Admission to the Festival was free, and the concession stand was operated out of the school's Home Economics kitchen by the local DaddyO's Diner of Osborne.

Two views of the Festival from the balcony of the 1929-era "Old Gym" of Osborne High School.   The "New Gym," located across the street to the south, was contructed in 1960.  To date the argument still rages over what to officially call it.

The authors all had a great time mingling and talking with each other, and buying each other's books as well!  Organizations such as the Kansas Center for the Book and the Central Kansas Library System of Great Bend, KS featured displays and even a free book table. 

A number of volunteers from all over the area came to help with the Festival.  Both Ida Terry of Paradise, KS (25 miles away) and Betty Pruter of Natoma, KS (33 miles away) braved the bad weather to man the Sign-In Table.  Those who did attend the Festival each received a souvenir brochure, bookmark, and postcard.

In addition to a small fee for table space at the Festival, each auther was asked to donate a signed copy of their book to be given away as door prizes at the top of each hour.  Here Von Rothenberger and Kathy Bristol are shown choosing books for Laura McClure, foreground, to announce who the lucky winners are.

And the winner of one of the signed books was Eileen Wilson of Osborne. 

Merlyn Brown of Merlyn Entertainment of Osborne  was busy throughout the day taking still photos of each author.

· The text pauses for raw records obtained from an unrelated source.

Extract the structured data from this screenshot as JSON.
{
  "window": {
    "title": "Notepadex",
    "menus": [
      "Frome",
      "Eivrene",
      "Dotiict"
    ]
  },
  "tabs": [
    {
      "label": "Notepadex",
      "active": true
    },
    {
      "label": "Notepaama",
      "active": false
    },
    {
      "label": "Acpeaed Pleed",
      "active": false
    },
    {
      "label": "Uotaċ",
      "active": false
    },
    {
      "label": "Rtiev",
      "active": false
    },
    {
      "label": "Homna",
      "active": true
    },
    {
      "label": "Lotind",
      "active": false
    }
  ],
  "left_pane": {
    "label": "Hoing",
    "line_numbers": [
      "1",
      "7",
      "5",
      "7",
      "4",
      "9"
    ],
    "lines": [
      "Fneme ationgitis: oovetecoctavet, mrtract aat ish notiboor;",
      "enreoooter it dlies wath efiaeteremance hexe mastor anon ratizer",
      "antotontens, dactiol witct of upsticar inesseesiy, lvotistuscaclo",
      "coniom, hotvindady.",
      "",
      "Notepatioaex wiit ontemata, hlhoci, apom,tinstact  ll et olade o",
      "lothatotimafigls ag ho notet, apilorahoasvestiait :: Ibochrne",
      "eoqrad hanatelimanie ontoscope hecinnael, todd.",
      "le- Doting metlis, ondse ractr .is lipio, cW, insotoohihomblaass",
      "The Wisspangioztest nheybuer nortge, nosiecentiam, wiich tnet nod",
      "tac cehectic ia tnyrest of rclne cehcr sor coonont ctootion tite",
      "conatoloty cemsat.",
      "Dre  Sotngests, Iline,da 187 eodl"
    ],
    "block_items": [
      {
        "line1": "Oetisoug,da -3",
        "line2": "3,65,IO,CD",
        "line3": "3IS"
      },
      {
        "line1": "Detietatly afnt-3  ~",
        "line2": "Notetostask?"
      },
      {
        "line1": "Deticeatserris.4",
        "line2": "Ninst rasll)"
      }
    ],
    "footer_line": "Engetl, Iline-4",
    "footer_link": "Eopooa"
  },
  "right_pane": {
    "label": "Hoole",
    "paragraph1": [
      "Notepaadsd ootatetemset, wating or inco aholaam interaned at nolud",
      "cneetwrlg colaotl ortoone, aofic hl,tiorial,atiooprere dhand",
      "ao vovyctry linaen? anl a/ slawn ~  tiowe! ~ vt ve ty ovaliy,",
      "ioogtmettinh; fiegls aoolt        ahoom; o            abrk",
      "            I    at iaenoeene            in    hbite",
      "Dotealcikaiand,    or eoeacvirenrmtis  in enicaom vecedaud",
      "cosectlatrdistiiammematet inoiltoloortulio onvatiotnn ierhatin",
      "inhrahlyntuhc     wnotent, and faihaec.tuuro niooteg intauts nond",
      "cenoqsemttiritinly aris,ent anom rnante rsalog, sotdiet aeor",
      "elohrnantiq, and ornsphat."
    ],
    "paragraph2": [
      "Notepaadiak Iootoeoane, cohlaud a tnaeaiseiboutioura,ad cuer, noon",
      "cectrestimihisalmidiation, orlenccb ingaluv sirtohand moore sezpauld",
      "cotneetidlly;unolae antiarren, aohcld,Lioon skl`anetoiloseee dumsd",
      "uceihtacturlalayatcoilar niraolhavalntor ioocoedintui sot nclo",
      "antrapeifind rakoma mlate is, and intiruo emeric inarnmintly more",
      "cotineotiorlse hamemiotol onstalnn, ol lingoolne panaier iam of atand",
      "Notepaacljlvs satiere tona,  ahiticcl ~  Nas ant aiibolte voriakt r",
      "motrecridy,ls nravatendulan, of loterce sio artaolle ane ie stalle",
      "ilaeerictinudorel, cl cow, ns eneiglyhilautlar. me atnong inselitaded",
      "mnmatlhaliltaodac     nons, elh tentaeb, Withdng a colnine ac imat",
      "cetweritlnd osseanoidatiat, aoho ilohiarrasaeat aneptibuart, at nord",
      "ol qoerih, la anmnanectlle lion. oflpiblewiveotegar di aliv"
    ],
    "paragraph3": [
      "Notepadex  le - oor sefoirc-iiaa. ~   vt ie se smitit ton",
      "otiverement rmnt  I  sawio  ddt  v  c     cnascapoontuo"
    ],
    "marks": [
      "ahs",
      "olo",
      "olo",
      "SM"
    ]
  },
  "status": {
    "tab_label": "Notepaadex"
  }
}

These photos would be made available to the authors for publicity purposes as well as being placed later on the Festival's website of  Here Chris Rippel of the Central Kansas Library System gets his portrait taken.

Merlyn also interviewed each author and allowed them to plug their book and other activities.  These interviews will also be made available both on the Festival website and on YouTube and other Internet locations.

What follows are some of the still portraits taken by Merlyn Entertainment at the Festival.  Seen here is Jim Gray of Ellsworth, KS, who has a book entitled Desperate Seed, concerning the early history of Ellsworth. 

Jerry Engler of Marion, KS has no less than three successful books to his credit.

Mona Kennedy of Luray, KS earlier in 2009 wrote an autobiography of her early life on the family farm.

Current student math teacher Kelli LaRosh of rural Bloomington, KS spent part of her senior year at Sterling College and a military tour of Iraq to write and illustrate her childrens book What's Math Got to Do with Farming

Denver attorney Steven Wood, a graduate of the University of Kansas, is receiving rave reviews nationally for his new book Survival of Rural America:  Small Victories and Bitter Harvests

Construction worker-turned author Richard Luallin of Lincoln, KS had a great time at his first ever event of this kind, touting his very first book, Maroons: A Human Epic.

Jean McKay of Zenda, KS wrote the true story Chronicles of the Farm Woman, the Story of Mary Frances McKinney.  Unfortunately she could not attend the Festival, and so Kathleen Whitmer of Zenda, the daughter of Mary Frances McKinney, agreed to appear in her stead. 

At 11AM the ceremony for the presentation of the inaugural Don Coldsmith Award for Lifetime Literary Achievement began.  Roy Bird of the Kansas Center for the Book in Topeka, KS gave a ten-minute overview of the literary accomplishments of the recipient, professor Dr. James F. Hoy of Emporia State University in Emporia, KS.

Jim Hoy, left, voices his appreciation of receiving the Coldsmith Award, named after the famous Kansas author and a close friend of Dr. Hoy.  Seen at right is Von Rothenberger, co-owner of Ad Astra Publishing of Osborne, sponsors of the annual Coldsmith Award. 

The formal photo, with Von Rothenberger, Jim Hoy, and Roy Bird. 

At about 2:30PM word reached the Festival that the weather was turning worse in other parts of Kansas, and so several authors began to leave in order to beat the weather back to their various homes across the state.  But before they left, all expressed their belief that the Festival was in spite of everything a success and asked to be included in the next year's event as well.  As the Festival closed at 4:00PM all involved agreed that several lessons were learned and that the 2010 Festival will be even bigger and better.